§ EXERCISE INPUTS:
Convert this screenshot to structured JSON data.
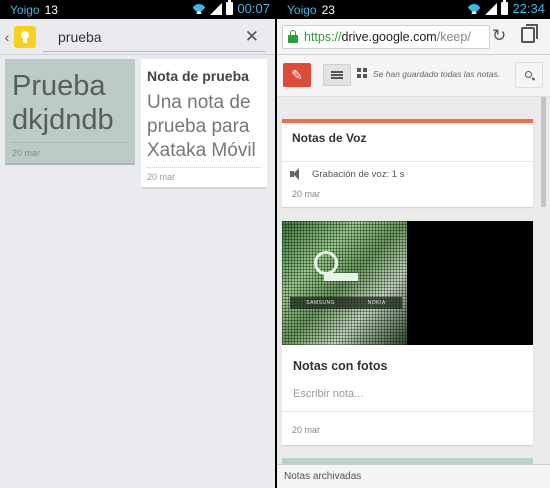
{
  "left": {
    "status": {
      "carrier": "Yoigo",
      "num": "13",
      "time": "00:07"
    },
    "search": {
      "query": "prueba"
    },
    "notes": [
      {
        "text": "Prueba dkjdndb",
        "date": "20 mar",
        "color": "#bccbc6"
      },
      {
        "title": "Nota de prueba",
        "body": "Una nota de prueba para Xataka Móvil",
        "date": "20 mar"
      }
    ]
  },
  "right": {
    "status": {
      "carrier": "Yoigo",
      "num": "23",
      "time": "22:34"
    },
    "browser": {
      "url_scheme": "https://",
      "url_host": "drive.google.com",
      "url_path": "/keep/"
    },
    "toolbar": {
      "saved_status": "Se han guardado todas las notas."
    },
    "notes": [
      {
        "title": "Notas de Voz",
        "audio_label": "Grabación de voz: 1 s",
        "date": "20 mar",
        "accent": "#ef6f4e"
      },
      {
        "title": "Notas con fotos",
        "placeholder": "Escribir nota...",
        "date": "20 mar",
        "photo_labels": [
          "SAMSUNG",
          "NOKIA"
        ]
      }
    ],
    "footer": {
      "archived_label": "Notas archivadas"
    }
  }
}
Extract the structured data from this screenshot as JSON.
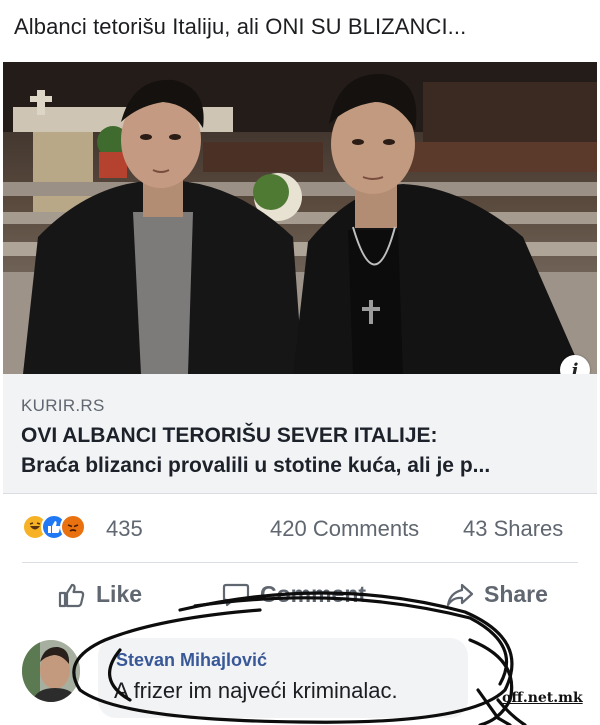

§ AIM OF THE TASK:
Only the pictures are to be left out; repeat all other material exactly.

§ ANSWER BOX:
Convert this screenshot to structured JSON data.
{
  "left": {
    "status": {
      "carrier": "Yoigo",
      "num": "13",
      "time": "00:07"
    },
    "search": {
      "query": "prueba"
    },
    "notes": [
      {
        "text": "Prueba dkjdndb",
        "date": "20 mar",
        "color": "#bccbc6"
      },
      {
        "title": "Nota de prueba",
        "body": "Una nota de prueba para Xataka Móvil",
        "date": "20 mar"
      }
    ]
  },
  "right": {
    "status": {
      "carrier": "Yoigo",
      "num": "23",
      "time": "22:34"
    },
    "browser": {
      "url_scheme": "https://",
      "url_host": "drive.google.com",
      "url_path": "/keep/"
    },
    "toolbar": {
      "saved_status": "Se han guardado todas las notas."
    },
    "notes": [
      {
        "title": "Notas de Voz",
        "audio_label": "Grabación de voz: 1 s",
        "date": "20 mar",
        "accent": "#ef6f4e"
      },
      {
        "title": "Notas con fotos",
        "placeholder": "Escribir nota...",
        "date": "20 mar",
        "photo_labels": [
          "SAMSUNG",
          "NOKIA"
        ]
      }
    ],
    "footer": {
      "archived_label": "Notas archivadas"
    }
  }
}
Extract the structured data from this screenshot as JSON.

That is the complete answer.